The Common Lounge
9910 109 St.
780 452 7333

Food: 4 of 5 stars
Ambience: 3 of 5 stars
Service: 3 of 5 stars

Dinner for two (not including drinks or tips), basic $45, loaded $65.

Many a pub has opted to be a self-declared “gastro-pub," when nothing but hot sauce has been added to the ketchup.

So what a treat to find The Common Lounge, on the downtown side of the High Level Bridge, is a true blue gastro-pub, i.e. a drinking establishment with food that rivals any of the better bistros. And it has great skinny fries to boot.

The Common dances on a tightrope, a balancing act few others would dare try. From noon to early evening the bright and cheerful pub is a haven for foodies. By night a room divider slides back to reveal a dance pub with a DJ. The kitchen stays open until 11 p.m. with the same eclectic day-time menu … including unusual bar snacks like truffle and thyme buttered popcorn, fresh-cut home fries, Asian sticky ribs and poutine with braised pork and caramelized onions.

The Common has character. Under different owners, it was once the 9th Street Bistro – a late-night haunt of the late, great premier Ralph Klein. Unlike most pubs, it’s airy and light with a stylish foyer, though the stools, tables and booths are of your basic bar.

Nothing tells you of The Common’s culinary pre-disposition but the menu. Then the light comes on. Chef Jesse Morrison-Gauthier is no dispenser of frozen fries, but an artistic kitchen wizard.

What other pub in town offers tandoori calamari, arctic char tartare, and mussels steamed in a black bean and thyme cider sauce as appetizers, each as good as they sound?

On two different visits to The Common, I ate or sampled eight different dishes. Not one was a disappointment, most were delightful. If the dish was a standard, something was different. The fish ‘n’ chips were so light as to suggest air had been pumped between the batter and the filet. The fish itself was top quality, its accompanying sauces - pickled onion and an aioli/avocado paste/salad greens dip – equally tasty.

Rarely have I seen and sampled such a creative and unusual antipasto plate. The meats were good cold cuts, but mixed with the green olives were dark, ripe, sweetly-brined cherries. By the cheeses were poached pear slices. On top of the salami sat tiny watermelon rectangles.
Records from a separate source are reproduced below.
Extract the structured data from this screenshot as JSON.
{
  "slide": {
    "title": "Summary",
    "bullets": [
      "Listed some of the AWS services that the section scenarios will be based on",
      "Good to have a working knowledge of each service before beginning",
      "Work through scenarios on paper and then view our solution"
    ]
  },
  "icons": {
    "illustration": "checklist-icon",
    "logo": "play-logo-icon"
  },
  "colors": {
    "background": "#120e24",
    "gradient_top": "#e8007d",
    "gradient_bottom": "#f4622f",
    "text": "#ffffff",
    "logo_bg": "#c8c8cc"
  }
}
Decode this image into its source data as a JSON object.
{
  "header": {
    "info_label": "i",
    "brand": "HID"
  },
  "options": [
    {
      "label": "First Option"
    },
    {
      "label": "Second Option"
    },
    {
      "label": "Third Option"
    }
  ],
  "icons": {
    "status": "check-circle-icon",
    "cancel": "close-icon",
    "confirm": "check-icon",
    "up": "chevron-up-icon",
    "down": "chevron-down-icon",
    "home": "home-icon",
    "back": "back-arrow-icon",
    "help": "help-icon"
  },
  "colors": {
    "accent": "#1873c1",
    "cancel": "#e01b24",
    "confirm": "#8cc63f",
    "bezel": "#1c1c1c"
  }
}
The fruit flavours re-defined antipasto. Well done, chef Jesse.

The mussels were velvety, almost smoky thanks to the pungent cider sauce. The arctic char was all you could ask a fish tartare to be; light, cool, softly seasoned with added character in a mound of caramelized onion and shredded pear, wasabi aioli and puffy shrimp crackers substituting for the usual crostini.

Finally, there's the chicken and waffle, an American dish that’s all the rage. I don't quite "get" chicken and waffle, but its aficionados declare the Common version with goat cheese and a spicy blackberry sauce, to be the best in town.

The Common’s kitchen must be busy into the night, for this is darned fine food to drink by. The starters may appear pricey, $14 to $18 for the hot ones, but are generous and well worth a few extra loonies. The mains represent excellent value, $15 to $19 for dishes that in a high-end bistro would start at $20 and spiral upwards

* The Sorrentino's restaurant group is offering one last evening of its value-packed "Porchetta (Pork) Party" summer special on Aug 29. The July edition featured a delicate brined and herbed shoulder of pork, scalloped potatoes, mixed greens, toasted ciabatta bun halves soaked in garlic butter and a tiramisu dessert ... all served family style for the grand price of $20 a person including a glass of wine.

Graham Hicks
780 707 6379